DATA PROVIDED:
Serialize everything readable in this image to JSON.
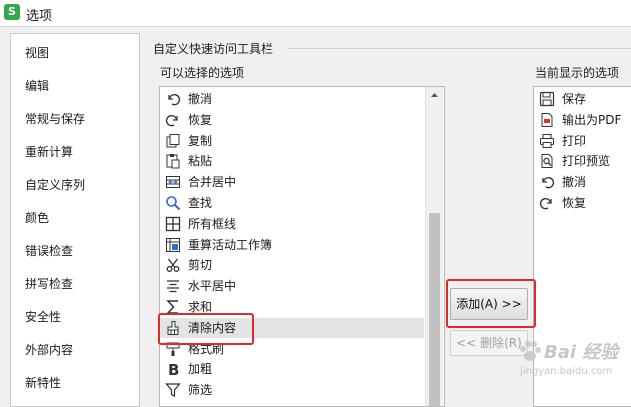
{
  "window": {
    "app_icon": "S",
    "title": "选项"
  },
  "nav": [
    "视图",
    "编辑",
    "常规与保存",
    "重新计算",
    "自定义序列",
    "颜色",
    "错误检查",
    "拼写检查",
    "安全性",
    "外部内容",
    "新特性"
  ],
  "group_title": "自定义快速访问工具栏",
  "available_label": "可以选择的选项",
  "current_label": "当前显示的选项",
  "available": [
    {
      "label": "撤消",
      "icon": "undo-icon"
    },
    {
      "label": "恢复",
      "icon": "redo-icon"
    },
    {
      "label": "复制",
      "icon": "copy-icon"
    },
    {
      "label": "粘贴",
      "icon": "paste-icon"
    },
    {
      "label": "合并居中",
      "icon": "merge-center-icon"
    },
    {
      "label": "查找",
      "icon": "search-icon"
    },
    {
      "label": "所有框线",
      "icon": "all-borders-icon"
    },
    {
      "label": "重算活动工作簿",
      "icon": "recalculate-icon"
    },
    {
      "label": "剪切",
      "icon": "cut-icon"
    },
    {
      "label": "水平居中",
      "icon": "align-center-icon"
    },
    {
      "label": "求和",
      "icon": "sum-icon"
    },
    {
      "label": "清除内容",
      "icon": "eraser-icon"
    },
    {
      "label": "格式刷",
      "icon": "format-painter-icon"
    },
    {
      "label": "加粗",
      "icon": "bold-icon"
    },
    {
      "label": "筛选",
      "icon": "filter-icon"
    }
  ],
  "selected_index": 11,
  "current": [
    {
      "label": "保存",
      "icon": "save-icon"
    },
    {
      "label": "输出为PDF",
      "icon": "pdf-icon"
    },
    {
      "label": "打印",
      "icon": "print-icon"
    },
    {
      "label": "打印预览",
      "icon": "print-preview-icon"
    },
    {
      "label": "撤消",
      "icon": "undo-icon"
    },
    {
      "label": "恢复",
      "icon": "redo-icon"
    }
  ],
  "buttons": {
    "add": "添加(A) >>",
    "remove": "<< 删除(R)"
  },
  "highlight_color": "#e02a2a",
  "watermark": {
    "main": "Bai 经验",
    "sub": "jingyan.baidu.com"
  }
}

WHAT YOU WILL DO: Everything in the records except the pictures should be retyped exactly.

ANSWER TO THE EXERCISE:
Serialize everything readable in this image to JSON.
{
  "window": {
    "app_icon": "S",
    "title": "选项"
  },
  "nav": [
    "视图",
    "编辑",
    "常规与保存",
    "重新计算",
    "自定义序列",
    "颜色",
    "错误检查",
    "拼写检查",
    "安全性",
    "外部内容",
    "新特性"
  ],
  "group_title": "自定义快速访问工具栏",
  "available_label": "可以选择的选项",
  "current_label": "当前显示的选项",
  "available": [
    {
      "label": "撤消",
      "icon": "undo-icon"
    },
    {
      "label": "恢复",
      "icon": "redo-icon"
    },
    {
      "label": "复制",
      "icon": "copy-icon"
    },
    {
      "label": "粘贴",
      "icon": "paste-icon"
    },
    {
      "label": "合并居中",
      "icon": "merge-center-icon"
    },
    {
      "label": "查找",
      "icon": "search-icon"
    },
    {
      "label": "所有框线",
      "icon": "all-borders-icon"
    },
    {
      "label": "重算活动工作簿",
      "icon": "recalculate-icon"
    },
    {
      "label": "剪切",
      "icon": "cut-icon"
    },
    {
      "label": "水平居中",
      "icon": "align-center-icon"
    },
    {
      "label": "求和",
      "icon": "sum-icon"
    },
    {
      "label": "清除内容",
      "icon": "eraser-icon"
    },
    {
      "label": "格式刷",
      "icon": "format-painter-icon"
    },
    {
      "label": "加粗",
      "icon": "bold-icon"
    },
    {
      "label": "筛选",
      "icon": "filter-icon"
    }
  ],
  "selected_index": 11,
  "current": [
    {
      "label": "保存",
      "icon": "save-icon"
    },
    {
      "label": "输出为PDF",
      "icon": "pdf-icon"
    },
    {
      "label": "打印",
      "icon": "print-icon"
    },
    {
      "label": "打印预览",
      "icon": "print-preview-icon"
    },
    {
      "label": "撤消",
      "icon": "undo-icon"
    },
    {
      "label": "恢复",
      "icon": "redo-icon"
    }
  ],
  "buttons": {
    "add": "添加(A) >>",
    "remove": "<< 删除(R)"
  },
  "highlight_color": "#e02a2a",
  "watermark": {
    "main": "Bai 经验",
    "sub": "jingyan.baidu.com"
  }
}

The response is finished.